Questions Addressed:
The document forms part of the consultation on proposed legislation to support the prevention and control of healthcare associated infection (HCAI) and to strengthen existing measures to reduce HCAI.
Type of Study:
Methods Valid:
Methods Valid Detail:

important consultation which will affect the legislation on prevention and control of healthcare associated infections. Closing date for responses 23rd September 2005

Results Reliability:
Yes, for recommendations for code of practice as based on best practice and previously released publications but this question will be answered for ‘recommendations on legislation’ once results of consultation process are made public
Problems or Biases:

Taking the right steps to prevent and control HCAI has become a major concern and this document will raise the profile of HCAI and provides ways of tightening inspection and enforcement.

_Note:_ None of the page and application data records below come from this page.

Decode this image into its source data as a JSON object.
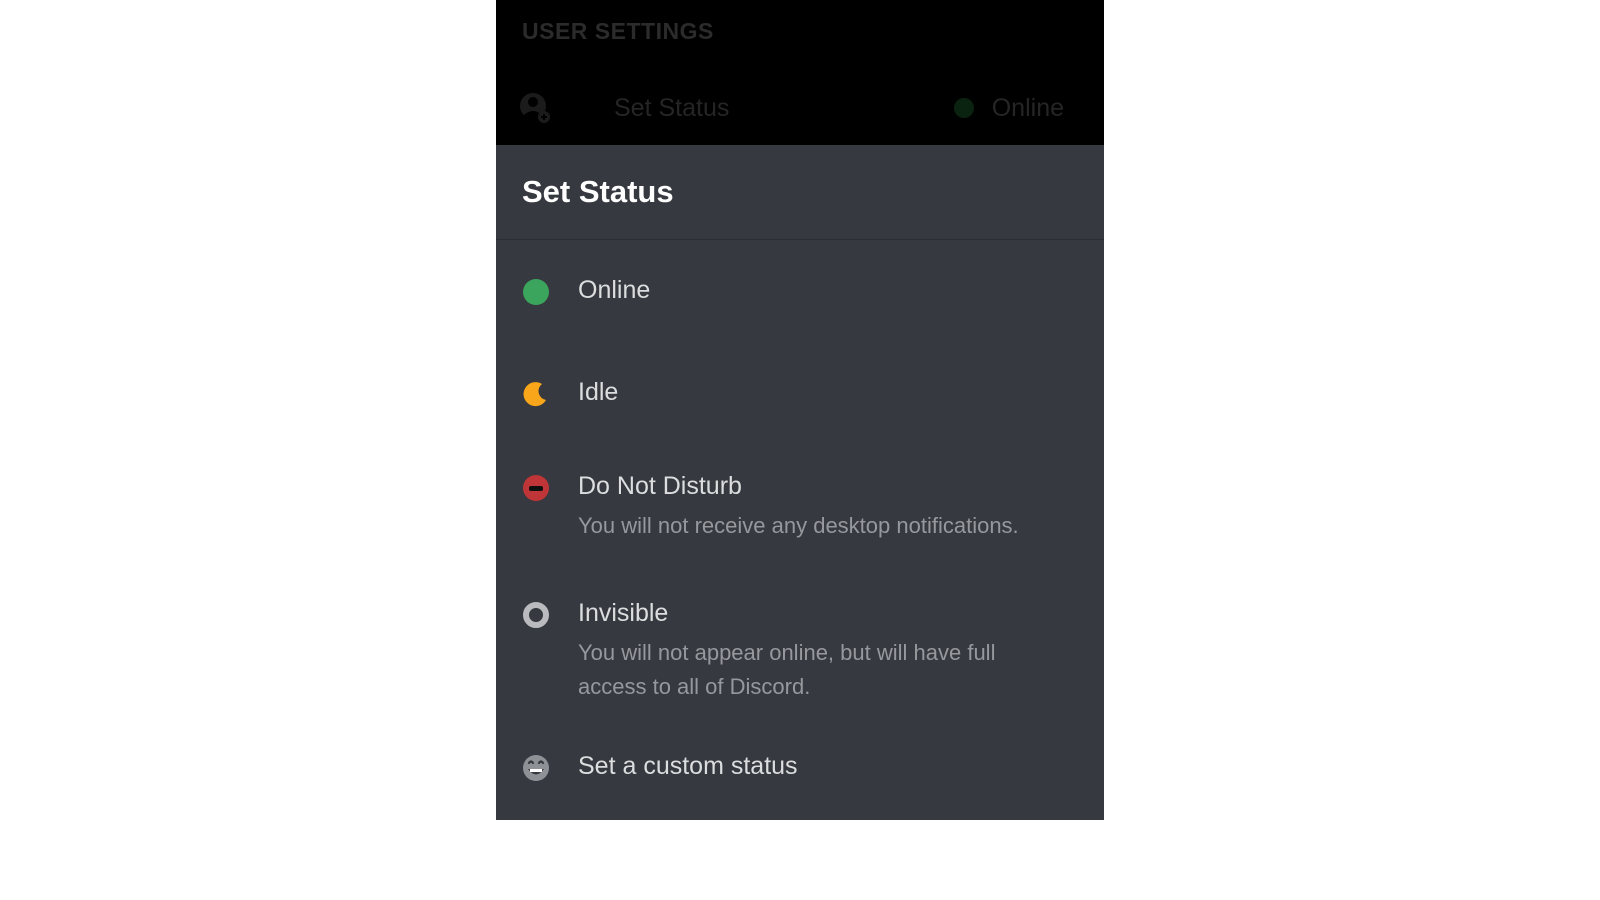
{
  "header": {
    "title": "USER SETTINGS",
    "set_status_label": "Set Status",
    "current_status_label": "Online"
  },
  "sheet": {
    "title": "Set Status"
  },
  "statuses": {
    "online": {
      "label": "Online"
    },
    "idle": {
      "label": "Idle"
    },
    "dnd": {
      "label": "Do Not Disturb",
      "description": "You will not receive any desktop notifications."
    },
    "invisible": {
      "label": "Invisible",
      "description": "You will not appear online, but will have full access to all of Discord."
    },
    "custom": {
      "label": "Set a custom status"
    }
  }
}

The accompanying document Partial Regulatory Impact Assessment (RIA) provides three options for consideration but it appears that any legislative proposals are likely to be part of a new self assessment process in similar fashion to the now obsolete ‘Controls Assurance Framework’. This could be open to subjective interpretation.

Relevant Studies:

1. Report by the Comptroller and Auditor General – HC 230 Session 1999-2000: The Management and Control of Hospital acquired infection in acute NHS Trusts in England (2000) National Audit Office

healthcare associated infection legislation code of practice policies environment director of infection prevention and control cleaning bed management decontamination
Reviewer Name:
Sue Wiseman
Reviewer Post:
Nurse Consultant –Infection Control, DH
Reviewer Affiliations:
Member Advisory Committee on Dangerous Pathogens Health Protection Adviser Royal College of Nursing P/T Member Infection Control Nurses Association